What to do – Working through the lines below, return each one that holds "pngtree".

[Excerpts from an interface dataset]

»»

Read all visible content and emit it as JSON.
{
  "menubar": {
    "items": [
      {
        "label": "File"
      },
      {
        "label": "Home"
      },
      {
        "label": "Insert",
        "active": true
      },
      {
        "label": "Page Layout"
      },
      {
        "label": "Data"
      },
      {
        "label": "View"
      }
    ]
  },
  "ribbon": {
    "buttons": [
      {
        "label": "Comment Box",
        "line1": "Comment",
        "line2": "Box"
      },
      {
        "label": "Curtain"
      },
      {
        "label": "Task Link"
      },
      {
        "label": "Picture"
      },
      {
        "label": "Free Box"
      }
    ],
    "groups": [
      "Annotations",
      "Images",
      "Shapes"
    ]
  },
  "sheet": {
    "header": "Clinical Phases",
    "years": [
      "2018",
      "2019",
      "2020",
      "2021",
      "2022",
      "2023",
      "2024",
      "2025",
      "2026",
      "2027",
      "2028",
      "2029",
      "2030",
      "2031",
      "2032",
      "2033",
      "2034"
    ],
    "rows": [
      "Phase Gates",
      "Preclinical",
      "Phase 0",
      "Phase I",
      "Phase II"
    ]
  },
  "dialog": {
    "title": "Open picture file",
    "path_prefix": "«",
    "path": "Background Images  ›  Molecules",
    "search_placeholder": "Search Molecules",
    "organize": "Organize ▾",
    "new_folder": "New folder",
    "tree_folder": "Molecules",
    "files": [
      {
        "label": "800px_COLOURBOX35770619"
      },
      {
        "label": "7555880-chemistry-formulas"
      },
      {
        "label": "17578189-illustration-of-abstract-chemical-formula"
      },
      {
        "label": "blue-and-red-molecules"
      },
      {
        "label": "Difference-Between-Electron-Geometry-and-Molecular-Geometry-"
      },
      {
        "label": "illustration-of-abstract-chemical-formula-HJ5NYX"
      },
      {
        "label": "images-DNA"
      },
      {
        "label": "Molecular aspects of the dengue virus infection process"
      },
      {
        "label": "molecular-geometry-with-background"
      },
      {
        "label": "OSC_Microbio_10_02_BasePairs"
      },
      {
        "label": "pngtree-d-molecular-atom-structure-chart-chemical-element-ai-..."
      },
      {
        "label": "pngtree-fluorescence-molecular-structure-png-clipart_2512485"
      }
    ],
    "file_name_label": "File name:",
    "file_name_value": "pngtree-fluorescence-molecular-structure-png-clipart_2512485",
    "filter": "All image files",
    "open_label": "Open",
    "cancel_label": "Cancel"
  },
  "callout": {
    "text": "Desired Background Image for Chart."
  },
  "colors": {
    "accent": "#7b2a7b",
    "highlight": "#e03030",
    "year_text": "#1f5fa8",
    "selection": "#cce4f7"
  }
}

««

Answer space –
        "label": "pngtree-d-molecular-atom-structure-chart-chemical-element-ai-..."
        "label": "pngtree-fluorescence-molecular-structure-png-clipart_2512485"
    "file_name_value": "pngtree-fluorescence-molecular-structure-png-clipart_2512485",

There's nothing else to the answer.